The only vacant Bay Area House seat is the one created by the impending retirement of Rep. Lynn Woolsey, D-Petaluma. Assemblyman Jared Huffman, D-San Rafael, fired off a news release noting he got 69 votes – more than all the other candidates combined – highlighting “the strong grassroots support of my campaign from throughout this entire district.” But his closest competitor, progressive activist Norm Solomon of Inverness, got 41 votes – enough to block any endorsement in this race.

And in the newly drawn 15th Congressional District, Rep. Pete Stark, D-Fremont, was solidly endorsed over an upstart challenge by Dublin City Councilman Eric Swalwell. I hear that a staffer for state Sen. Ellen Corbett, D-San Leandro, cast her vote for Stark rather than for “no endorsement” – a sign that Corbett, who’d at first said she was raising funds to seek this seat in 2014 but later said she was re-assessing the option of jumping in now, perhaps has decided not to go for it this year. Corbett herself couldn’t cast a ballot, because she doesn’t live within the new district’s lines.


Union City mayor ditched Dems for Assembly bid

Longtime Democrat Mark Green is hoping to stand out from the crowd seeking the newly drawn 20th Assembly District seat by running as an independent.

Actually, his party affiliation died a while ago without so much as a whimper.

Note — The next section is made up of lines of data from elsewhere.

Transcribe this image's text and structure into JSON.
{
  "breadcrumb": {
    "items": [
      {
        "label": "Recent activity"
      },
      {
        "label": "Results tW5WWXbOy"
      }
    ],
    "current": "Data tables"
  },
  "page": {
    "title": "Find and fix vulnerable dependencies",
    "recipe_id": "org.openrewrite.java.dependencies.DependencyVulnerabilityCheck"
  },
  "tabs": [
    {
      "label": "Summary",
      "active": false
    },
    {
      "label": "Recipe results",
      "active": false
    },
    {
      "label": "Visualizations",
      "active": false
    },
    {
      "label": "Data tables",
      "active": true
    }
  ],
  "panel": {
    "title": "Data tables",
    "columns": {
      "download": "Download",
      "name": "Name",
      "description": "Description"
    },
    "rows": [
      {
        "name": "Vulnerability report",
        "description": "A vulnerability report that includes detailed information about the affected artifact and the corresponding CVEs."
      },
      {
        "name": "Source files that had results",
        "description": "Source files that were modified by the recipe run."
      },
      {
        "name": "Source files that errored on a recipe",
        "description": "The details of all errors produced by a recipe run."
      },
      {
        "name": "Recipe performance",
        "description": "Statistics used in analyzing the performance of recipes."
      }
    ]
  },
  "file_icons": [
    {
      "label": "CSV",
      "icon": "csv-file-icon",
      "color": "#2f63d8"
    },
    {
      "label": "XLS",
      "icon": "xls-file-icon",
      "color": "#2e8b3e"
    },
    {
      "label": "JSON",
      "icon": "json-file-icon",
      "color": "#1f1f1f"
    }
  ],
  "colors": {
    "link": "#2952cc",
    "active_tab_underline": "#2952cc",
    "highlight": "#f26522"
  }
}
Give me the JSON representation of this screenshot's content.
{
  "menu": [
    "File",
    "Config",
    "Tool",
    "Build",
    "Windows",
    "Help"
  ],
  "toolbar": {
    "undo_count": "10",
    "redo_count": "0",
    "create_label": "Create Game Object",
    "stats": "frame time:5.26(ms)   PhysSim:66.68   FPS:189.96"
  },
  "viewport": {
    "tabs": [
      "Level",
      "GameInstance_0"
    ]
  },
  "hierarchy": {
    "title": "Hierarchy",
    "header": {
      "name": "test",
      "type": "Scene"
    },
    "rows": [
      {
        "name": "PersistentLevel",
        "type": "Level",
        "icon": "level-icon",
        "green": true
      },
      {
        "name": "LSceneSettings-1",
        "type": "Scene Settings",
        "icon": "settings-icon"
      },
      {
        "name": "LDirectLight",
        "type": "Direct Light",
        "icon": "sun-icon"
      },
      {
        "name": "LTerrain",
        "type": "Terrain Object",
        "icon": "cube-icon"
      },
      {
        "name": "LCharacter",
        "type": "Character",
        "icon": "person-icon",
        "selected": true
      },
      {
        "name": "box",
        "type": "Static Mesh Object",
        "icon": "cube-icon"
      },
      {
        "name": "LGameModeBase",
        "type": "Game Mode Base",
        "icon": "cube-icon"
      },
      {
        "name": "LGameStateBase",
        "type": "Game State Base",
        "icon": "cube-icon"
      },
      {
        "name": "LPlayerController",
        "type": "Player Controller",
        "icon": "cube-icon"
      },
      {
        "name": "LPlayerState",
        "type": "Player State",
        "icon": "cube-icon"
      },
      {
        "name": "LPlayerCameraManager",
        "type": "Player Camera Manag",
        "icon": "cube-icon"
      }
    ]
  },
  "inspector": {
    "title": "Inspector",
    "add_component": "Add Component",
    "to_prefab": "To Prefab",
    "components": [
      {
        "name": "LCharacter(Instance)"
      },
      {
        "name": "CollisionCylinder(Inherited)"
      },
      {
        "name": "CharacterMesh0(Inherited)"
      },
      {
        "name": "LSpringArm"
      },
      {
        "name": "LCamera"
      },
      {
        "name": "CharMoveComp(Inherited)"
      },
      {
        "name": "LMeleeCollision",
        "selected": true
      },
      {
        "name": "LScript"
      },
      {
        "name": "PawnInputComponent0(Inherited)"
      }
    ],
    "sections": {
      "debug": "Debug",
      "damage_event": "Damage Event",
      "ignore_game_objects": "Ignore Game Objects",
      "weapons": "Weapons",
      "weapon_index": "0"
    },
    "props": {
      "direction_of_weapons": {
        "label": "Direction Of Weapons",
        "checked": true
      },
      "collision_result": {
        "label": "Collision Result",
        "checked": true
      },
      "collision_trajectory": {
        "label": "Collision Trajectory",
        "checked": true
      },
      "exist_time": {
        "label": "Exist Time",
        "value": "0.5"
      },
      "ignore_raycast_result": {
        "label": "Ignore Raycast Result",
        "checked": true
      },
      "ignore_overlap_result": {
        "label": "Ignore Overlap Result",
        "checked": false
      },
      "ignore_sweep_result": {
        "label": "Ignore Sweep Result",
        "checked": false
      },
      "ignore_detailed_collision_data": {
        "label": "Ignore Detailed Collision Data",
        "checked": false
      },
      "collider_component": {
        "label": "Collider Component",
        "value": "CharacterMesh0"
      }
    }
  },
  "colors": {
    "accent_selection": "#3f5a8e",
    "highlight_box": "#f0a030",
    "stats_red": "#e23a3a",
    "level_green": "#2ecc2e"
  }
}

Green, Union City’s mayor since 1993, ditched the Dems in November 2010 – five months after placing third in the nonpartisan Alameda County District 2 supervisor race later won by Nadia Lockyer – according to the county Registrar of Voters.

Mark GreenRunning as an independent “gives me an opportunity to help end the plague of polarizing party politics in Sacramento, and for the first time, this is an open primary election for Assembly, which means that voters are able to vote for ANY candidate, regardless of party affiliation,” Green, 58, wrote in a Dec. 30 fundraising letter.

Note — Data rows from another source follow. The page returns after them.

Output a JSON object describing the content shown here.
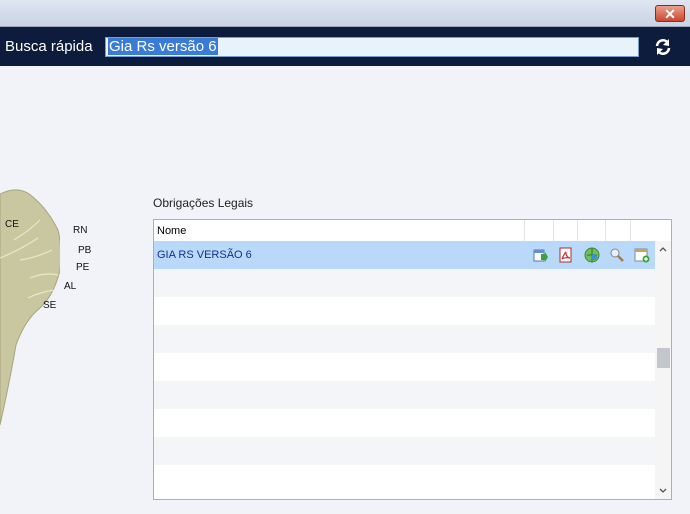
{
  "window": {
    "close_glyph": "✕"
  },
  "search": {
    "label": "Busca rápida",
    "value": "Gia Rs versão 6"
  },
  "map": {
    "states": [
      "CE",
      "RN",
      "PB",
      "PE",
      "AL",
      "SE"
    ]
  },
  "section": {
    "title": "Obrigações Legais"
  },
  "grid": {
    "header": {
      "name": "Nome"
    },
    "rows": [
      {
        "name": "GIA RS VERSÃO 6",
        "selected": true
      }
    ],
    "row_actions": [
      "export-icon",
      "pdf-icon",
      "web-icon",
      "search-icon",
      "calendar-add-icon"
    ]
  },
  "colors": {
    "header_bar": "#0d1b3c",
    "selection": "#b8d9f9",
    "map_land": "#c9c79f"
  }
}
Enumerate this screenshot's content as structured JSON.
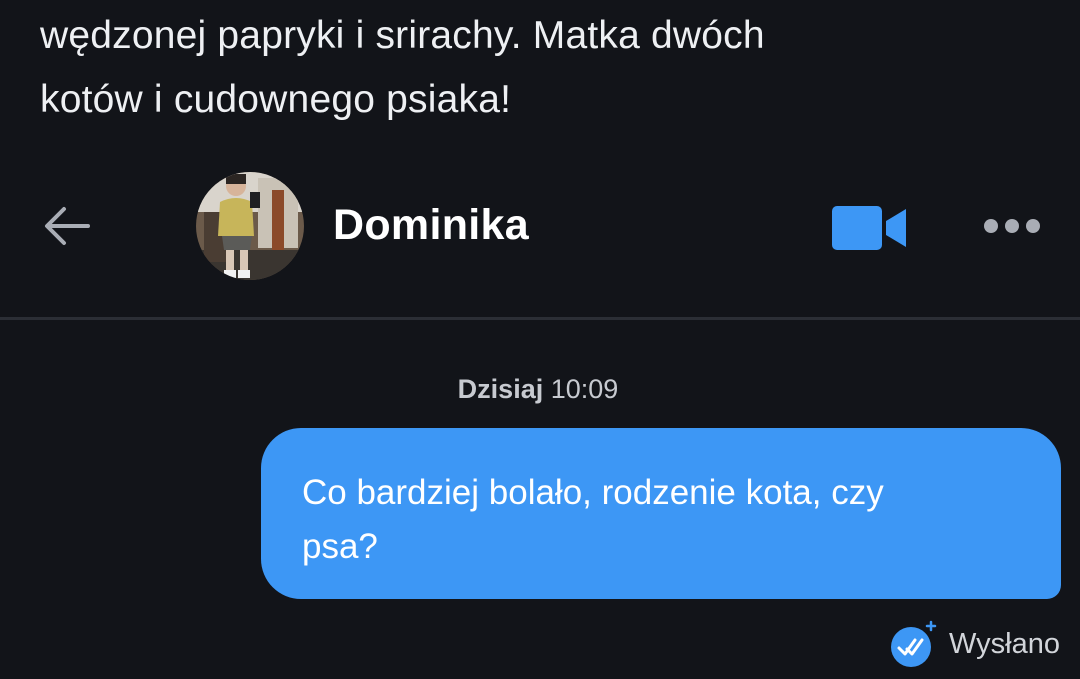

After rattling off some of his achievements and service on various boards and authorities, Green wrote, “I will be a strong voice for non-partisan decision-making, which I believe is the way to bring about positive change to the toxic environment in our State government.”

The district, as recently redrawn by the Citizens Redistricting Commission, will include Hayward, San Lorenzo, Castro Valley, Fairview, Ashland, Union City, the upper half of Fremont, and Sunol. It’s northern half, formerly part of 18th District, is currently represented by Assemblywoman Mary Hayashi, D-Castro Valley, who’ll be term-limited out of office this year. The southern half, now part of the 20th District, is represented by Assemblyman Bob Wieckowski, D-Fremont; Wieckowski’s home falls in the newly drawn 25th District, which includes Fremont’s southern half as well as Milpitas, Santa Clara and part of San Jose.

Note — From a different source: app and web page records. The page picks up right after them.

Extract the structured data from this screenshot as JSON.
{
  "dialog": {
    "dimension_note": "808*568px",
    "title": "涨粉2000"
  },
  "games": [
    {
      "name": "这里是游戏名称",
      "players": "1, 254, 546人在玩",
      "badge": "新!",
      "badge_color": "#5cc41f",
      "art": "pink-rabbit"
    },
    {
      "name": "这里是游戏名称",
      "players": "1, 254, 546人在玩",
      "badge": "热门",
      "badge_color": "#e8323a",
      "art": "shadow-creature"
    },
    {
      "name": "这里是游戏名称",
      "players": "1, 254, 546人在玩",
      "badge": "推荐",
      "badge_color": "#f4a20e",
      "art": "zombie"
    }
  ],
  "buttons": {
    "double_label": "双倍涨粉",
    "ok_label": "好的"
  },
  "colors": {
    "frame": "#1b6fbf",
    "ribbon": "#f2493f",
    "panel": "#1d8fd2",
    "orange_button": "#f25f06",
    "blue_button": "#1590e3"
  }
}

You’ve gotta wonder whether Green felt the ballot was getting too crowded with all those “Ds” for him to stand out. Democrats Bill Quirk, 66, a Hayward councilman; Dr. Jennifer Ong, 42, a Hayward resident who practices optometry in Alameda; and Sarabjit Cheema, 52, a New Haven Unified School District board member, are all running. So is Republican Adnan Shahab, 33, of Fremont, whom Wieckowski defeated in 2010.